(Supplied entries)
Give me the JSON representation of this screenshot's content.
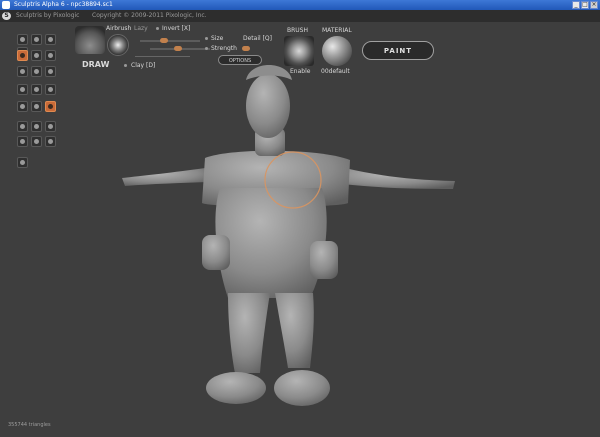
{
  "window": {
    "title": "Sculptris Alpha 6 - npc38894.sc1",
    "buttons": [
      "_",
      "□",
      "×"
    ]
  },
  "appbar": {
    "name": "Sculptris by Pixologic",
    "copyright": "Copyright © 2009-2011 Pixologic, Inc."
  },
  "brush": {
    "mode_label": "DRAW",
    "airbrush_label": "Airbrush",
    "lazy_label": "Lazy",
    "invert_label": "Invert [X]",
    "size_label": "Size",
    "detail_label": "Detail [Q]",
    "strength_label": "Strength",
    "clay_label": "Clay [D]",
    "options_label": "OPTIONS",
    "brush_header": "BRUSH",
    "brush_name": "Enable",
    "material_header": "MATERIAL",
    "material_name": "00default",
    "paint_label": "PAINT"
  },
  "status": {
    "triangles": "355744 triangles"
  },
  "colors": {
    "accent": "#c96a38",
    "background": "#3e3e3e",
    "titlebar": "#2158b8",
    "model": "#9a9a9a"
  },
  "tools": [
    {
      "icon": "scale-icon",
      "selected": false
    },
    {
      "icon": "rotate-icon",
      "selected": false
    },
    {
      "icon": "grab-icon",
      "selected": false
    },
    {
      "icon": "crease-icon",
      "selected": false
    },
    {
      "icon": "draw-icon",
      "selected": true
    },
    {
      "icon": "flatten-icon",
      "selected": false
    },
    {
      "icon": "inflate-icon",
      "selected": false
    },
    {
      "icon": "pinch-icon",
      "selected": false
    },
    {
      "icon": "smooth-icon",
      "selected": false
    },
    {
      "icon": "reduce-icon",
      "selected": false
    },
    {
      "icon": "mask-icon",
      "selected": false
    },
    {
      "icon": "symmetry-icon",
      "selected": true
    }
  ]
}
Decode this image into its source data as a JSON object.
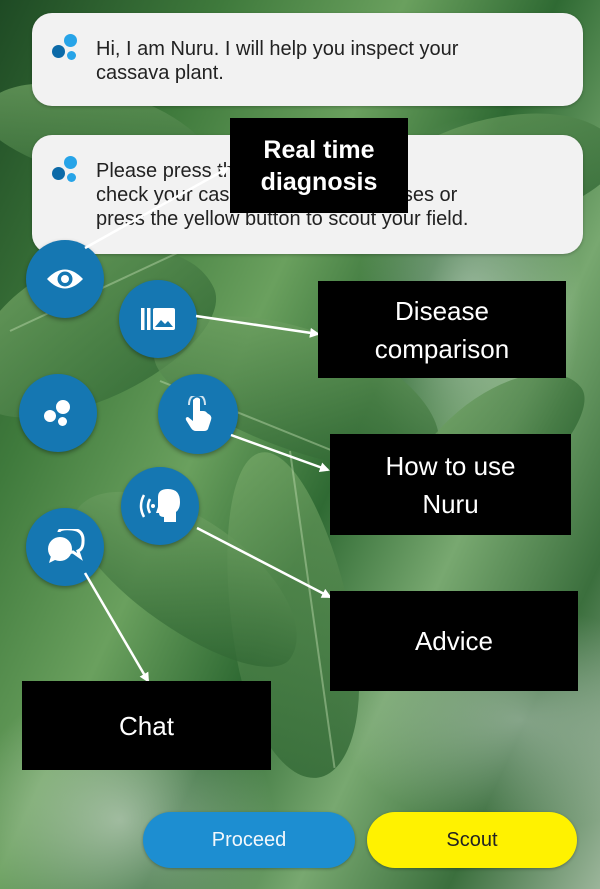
{
  "chat": {
    "greeting": "Hi, I am Nuru. I will help you inspect your\ncassava plant.",
    "instruction": "Please press the red button to\ncheck your cassava plant for diseases or\npress the yellow button to scout your field."
  },
  "callouts": {
    "realtime": "Real time\ndiagnosis",
    "comparison": "Disease\ncomparison",
    "howto": "How to use\nNuru",
    "advice": "Advice",
    "chat": "Chat"
  },
  "buttons": {
    "proceed": "Proceed",
    "scout": "Scout"
  },
  "icons": {
    "realtime_fab": "eye-icon",
    "comparison_fab": "gallery-icon",
    "nuru_fab": "nuru-dots-icon",
    "howto_fab": "tap-hand-icon",
    "advice_fab": "speaking-head-icon",
    "chat_fab": "chat-bubbles-icon"
  },
  "colors": {
    "fab": "#1577b2",
    "proceed": "#1d8ed1",
    "scout": "#fff200",
    "callout_bg": "#000000"
  }
}
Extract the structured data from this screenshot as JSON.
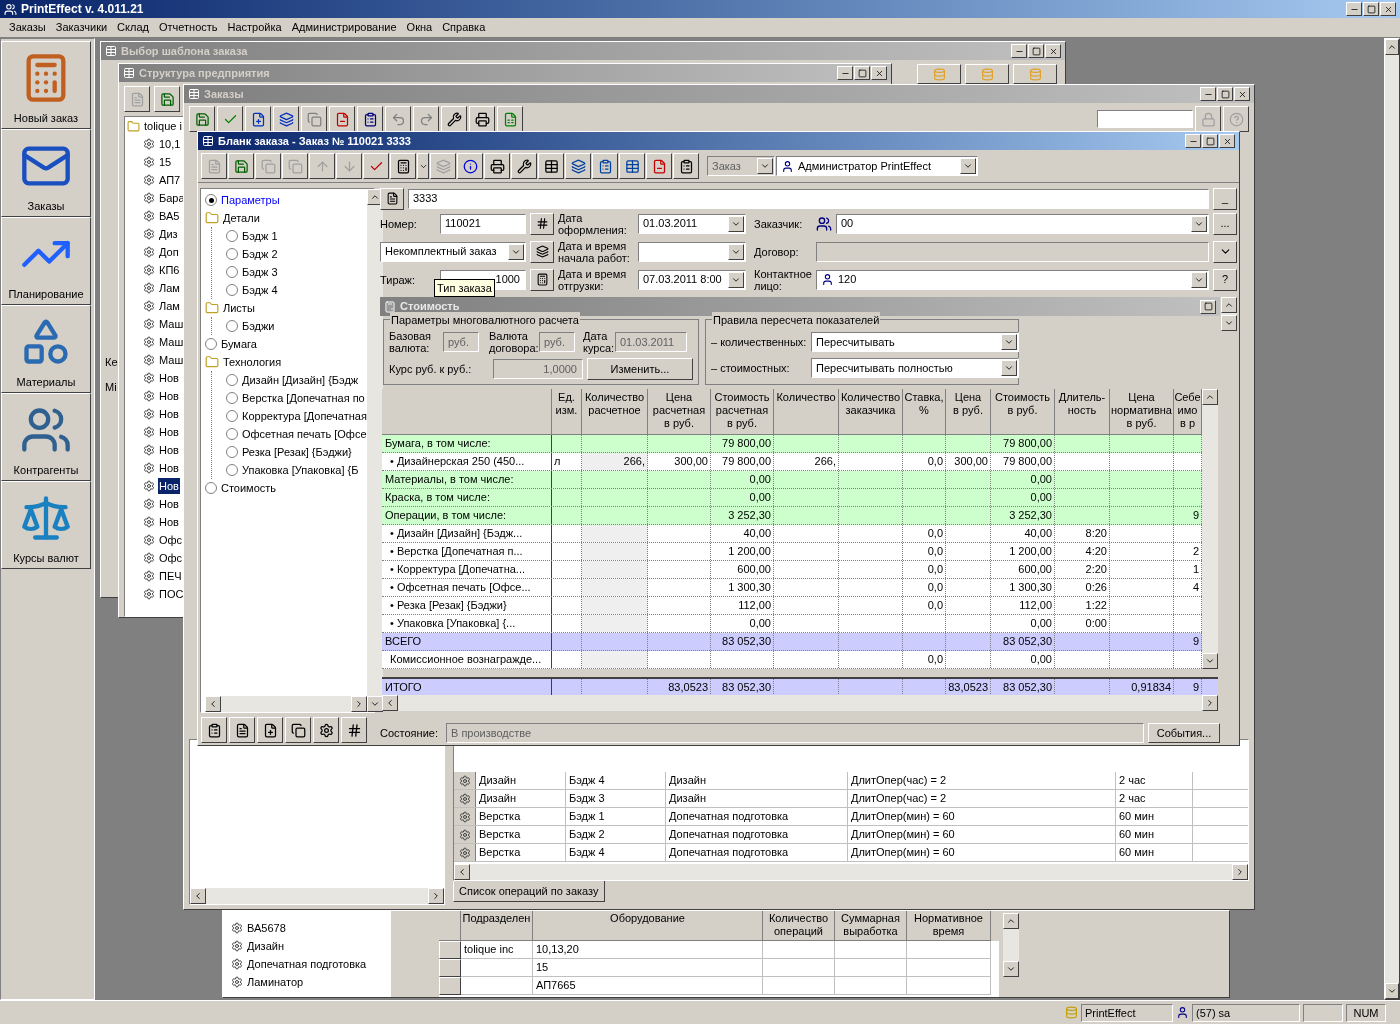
{
  "app": {
    "title": "PrintEffect v. 4.011.21",
    "status": [
      "PrintEffect",
      "(57) sa",
      "NUM"
    ]
  },
  "menu": [
    "Заказы",
    "Заказчики",
    "Склад",
    "Отчетность",
    "Настройка",
    "Администрирование",
    "Окна",
    "Справка"
  ],
  "sidebar": [
    {
      "label": "Новый заказ",
      "kind": "calculator"
    },
    {
      "label": "Заказы",
      "kind": "mail"
    },
    {
      "label": "Планирование",
      "kind": "chart"
    },
    {
      "label": "Материалы",
      "kind": "shapes"
    },
    {
      "label": "Контрагенты",
      "kind": "people"
    },
    {
      "label": "Курсы валют",
      "kind": "scales"
    }
  ],
  "template_window": {
    "title": "Выбор шаблона заказа",
    "active": false,
    "cut_labels": [
      "Ке",
      "Mi"
    ]
  },
  "structure_window": {
    "title": "Структура предприятия",
    "active": false,
    "root": "tolique i",
    "items": [
      {
        "label": "10,1",
        "selected": false
      },
      {
        "label": "15",
        "selected": false
      },
      {
        "label": "АП7",
        "selected": false
      },
      {
        "label": "Бара",
        "selected": false
      },
      {
        "label": "ВА5",
        "selected": false
      },
      {
        "label": "Диз",
        "selected": false
      },
      {
        "label": "Доп",
        "selected": false
      },
      {
        "label": "КП6",
        "selected": false
      },
      {
        "label": "Лам",
        "selected": false
      },
      {
        "label": "Лам",
        "selected": false
      },
      {
        "label": "Маш",
        "selected": false
      },
      {
        "label": "Маш",
        "selected": false
      },
      {
        "label": "Маш",
        "selected": false
      },
      {
        "label": "Нов",
        "selected": false
      },
      {
        "label": "Нов",
        "selected": false
      },
      {
        "label": "Нов",
        "selected": false
      },
      {
        "label": "Нов",
        "selected": false
      },
      {
        "label": "Нов",
        "selected": false
      },
      {
        "label": "Нов",
        "selected": false
      },
      {
        "label": "Нов",
        "selected": true
      },
      {
        "label": "Нов",
        "selected": false
      },
      {
        "label": "Нов",
        "selected": false
      },
      {
        "label": "Офс",
        "selected": false
      },
      {
        "label": "Офс",
        "selected": false
      },
      {
        "label": "ПЕЧ",
        "selected": false
      },
      {
        "label": "ПОС",
        "selected": false
      }
    ]
  },
  "lower_window": {
    "tree": [
      "ВА5678",
      "Дизайн",
      "Допечатная подготовка",
      "Ламинатор"
    ],
    "columns": [
      "Подразделен",
      "Оборудование",
      "Количество\nопераций",
      "Суммарная\nвыработка",
      "Нормативное\nвремя"
    ],
    "rows": [
      {
        "column_1": "tolique inc",
        "column_2": "10,13,20"
      },
      {
        "column_2": "15"
      },
      {
        "column_2": "АП7665"
      }
    ]
  },
  "orders_window": {
    "title": "Заказы",
    "active": false,
    "tab": "Список операций по заказу",
    "operations": [
      {
        "operation": "Дизайн",
        "detail": "Бэдж 4",
        "section": "Дизайн",
        "formula": "ДлитОпер(час) = 2",
        "duration": "2 час"
      },
      {
        "operation": "Дизайн",
        "detail": "Бэдж 3",
        "section": "Дизайн",
        "formula": "ДлитОпер(час) = 2",
        "duration": "2 час"
      },
      {
        "operation": "Верстка",
        "detail": "Бэдж 1",
        "section": "Допечатная подготовка",
        "formula": "ДлитОпер(мин) = 60",
        "duration": "60 мин"
      },
      {
        "operation": "Верстка",
        "detail": "Бэдж 2",
        "section": "Допечатная подготовка",
        "formula": "ДлитОпер(мин) = 60",
        "duration": "60 мин"
      },
      {
        "operation": "Верстка",
        "detail": "Бэдж 4",
        "section": "Допечатная подготовка",
        "formula": "ДлитОпер(мин) = 60",
        "duration": "60 мин"
      }
    ]
  },
  "order_window": {
    "title": "Бланк заказа - Заказ № 110021 3333",
    "active": true,
    "doc_type": {
      "value": "Заказ",
      "disabled": true
    },
    "user": "Администратор PrintEffect",
    "tree": [
      {
        "label": "Параметры",
        "kind": "radio",
        "selected": true
      },
      {
        "label": "Детали",
        "kind": "folder",
        "children": [
          {
            "label": "Бэдж 1",
            "kind": "radio",
            "selected": false
          },
          {
            "label": "Бэдж 2",
            "kind": "radio",
            "selected": false
          },
          {
            "label": "Бэдж 3",
            "kind": "radio",
            "selected": false
          },
          {
            "label": "Бэдж 4",
            "kind": "radio",
            "selected": false
          }
        ]
      },
      {
        "label": "Листы",
        "kind": "folder",
        "children": [
          {
            "label": "Бэджи",
            "kind": "radio",
            "selected": false
          }
        ]
      },
      {
        "label": "Бумага",
        "kind": "radio",
        "selected": false
      },
      {
        "label": "Технология",
        "kind": "folder",
        "children": [
          {
            "label": "Дизайн [Дизайн] {Бэдж",
            "kind": "radio",
            "selected": false
          },
          {
            "label": "Верстка [Допечатная по",
            "kind": "radio",
            "selected": false
          },
          {
            "label": "Корректура [Допечатная",
            "kind": "radio",
            "selected": false
          },
          {
            "label": "Офсетная печать [Офсе",
            "kind": "radio",
            "selected": false
          },
          {
            "label": "Резка [Резак] {Бэджи}",
            "kind": "radio",
            "selected": false
          },
          {
            "label": "Упаковка [Упаковка] {Б",
            "kind": "radio",
            "selected": false
          }
        ]
      },
      {
        "label": "Стоимость",
        "kind": "radio",
        "selected": false
      }
    ],
    "name": "3333",
    "name_button": "_",
    "number": {
      "label": "Номер:",
      "value": "110021"
    },
    "created": {
      "label": "Дата\nоформления:",
      "value": "01.03.2011"
    },
    "customer": {
      "label": "Заказчик:",
      "value": "00",
      "button": "..."
    },
    "order_kind": "Некомплектный заказ",
    "start": {
      "label": "Дата и время\nначала работ:"
    },
    "contract": {
      "label": "Договор:",
      "disabled": true
    },
    "run": {
      "label": "Тираж:",
      "value": "1000",
      "tooltip": "Тип заказа"
    },
    "ship": {
      "label": "Дата и время\nотгрузки:",
      "value": "07.03.2011 8:00"
    },
    "contact": {
      "label": "Контактное\nлицо:",
      "value": "120",
      "button": "?"
    },
    "cost": {
      "title": "Стоимость",
      "currency": {
        "title": "Параметры многовалютного расчета",
        "base_label": "Базовая\nвалюта:",
        "base": "руб.",
        "contract_label": "Валюта\nдоговора:",
        "contract": "руб.",
        "date_label": "Дата\nкурса:",
        "date": "01.03.2011",
        "rate_label": "Курс руб. к руб.:",
        "rate": "1,0000",
        "change_button": "Изменить..."
      },
      "rules": {
        "title": "Правила пересчета показателей",
        "qty_label": "– количественных:",
        "qty": "Пересчитывать",
        "cost_label": "– стоимостных:",
        "cost": "Пересчитывать полностью"
      },
      "columns": [
        {
          "label": "Ед.\nизм.",
          "shaded": false
        },
        {
          "label": "Количество\nрасчетное",
          "shaded": true
        },
        {
          "label": "Цена\nрасчетная\nв руб.",
          "shaded": false
        },
        {
          "label": "Стоимость\nрасчетная\nв руб.",
          "shaded": false
        },
        {
          "label": "Количество",
          "shaded": false
        },
        {
          "label": "Количество\nзаказчика",
          "shaded": false
        },
        {
          "label": "Ставка,\n%",
          "shaded": false
        },
        {
          "label": "Цена\nв руб.",
          "shaded": false
        },
        {
          "label": "Стоимость\nв руб.",
          "shaded": false
        },
        {
          "label": "Длитель-\nность",
          "shaded": false
        },
        {
          "label": "Цена\nнормативна\nв руб.",
          "shaded": false
        },
        {
          "label": "Себе\nимо\nв р",
          "shaded": false
        }
      ],
      "rows": [
        {
          "kind": "group",
          "label": "Бумага, в том числе:",
          "values": {
            "column_5": "79 800,00",
            "column_10": "79 800,00"
          }
        },
        {
          "kind": "item",
          "label": "• Дизайнерская 250 (450...",
          "values": {
            "column_2": "л",
            "column_3": "266,",
            "column_4": "300,00",
            "column_5": "79 800,00",
            "column_6": "266,",
            "column_8": "0,0",
            "column_9": "300,00",
            "column_10": "79 800,00"
          }
        },
        {
          "kind": "group",
          "label": "Материалы, в том числе:",
          "values": {
            "column_5": "0,00",
            "column_10": "0,00"
          }
        },
        {
          "kind": "group",
          "label": "Краска, в том числе:",
          "values": {
            "column_5": "0,00",
            "column_10": "0,00"
          }
        },
        {
          "kind": "group",
          "label": "Операции, в том числе:",
          "values": {
            "column_5": "3 252,30",
            "column_10": "3 252,30",
            "column_13": "9"
          }
        },
        {
          "kind": "item",
          "label": "• Дизайн [Дизайн] {Бэдж...",
          "values": {
            "column_5": "40,00",
            "column_8": "0,0",
            "column_10": "40,00",
            "column_11": "8:20"
          }
        },
        {
          "kind": "item",
          "label": "• Верстка [Допечатная п...",
          "values": {
            "column_5": "1 200,00",
            "column_8": "0,0",
            "column_10": "1 200,00",
            "column_11": "4:20",
            "column_13": "2"
          }
        },
        {
          "kind": "item",
          "label": "• Корректура [Допечатна...",
          "values": {
            "column_5": "600,00",
            "column_8": "0,0",
            "column_10": "600,00",
            "column_11": "2:20",
            "column_13": "1"
          }
        },
        {
          "kind": "item",
          "label": "• Офсетная печать [Офсе...",
          "values": {
            "column_5": "1 300,30",
            "column_8": "0,0",
            "column_10": "1 300,30",
            "column_11": "0:26",
            "column_13": "4"
          }
        },
        {
          "kind": "item",
          "label": "• Резка [Резак] {Бэджи}",
          "values": {
            "column_5": "112,00",
            "column_8": "0,0",
            "column_10": "112,00",
            "column_11": "1:22"
          }
        },
        {
          "kind": "item",
          "label": "• Упаковка [Упаковка] {...",
          "values": {
            "column_5": "0,00",
            "column_10": "0,00",
            "column_11": "0:00"
          }
        },
        {
          "kind": "total",
          "label": "ВСЕГО",
          "values": {
            "column_5": "83 052,30",
            "column_10": "83 052,30",
            "column_13": "9"
          }
        },
        {
          "kind": "item",
          "label": "Комиссионное вознагражде...",
          "values": {
            "column_8": "0,0",
            "column_10": "0,00"
          }
        }
      ],
      "total": {
        "label": "ИТОГО",
        "values": {
          "column_4": "83,0523",
          "column_5": "83 052,30",
          "column_9": "83,0523",
          "column_10": "83 052,30",
          "column_12": "0,91834",
          "column_13": "9"
        }
      }
    },
    "status_label": "Состояние:",
    "status": "В производстве",
    "events_button": "События..."
  }
}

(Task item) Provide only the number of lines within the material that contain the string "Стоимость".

(Answer to this task) 4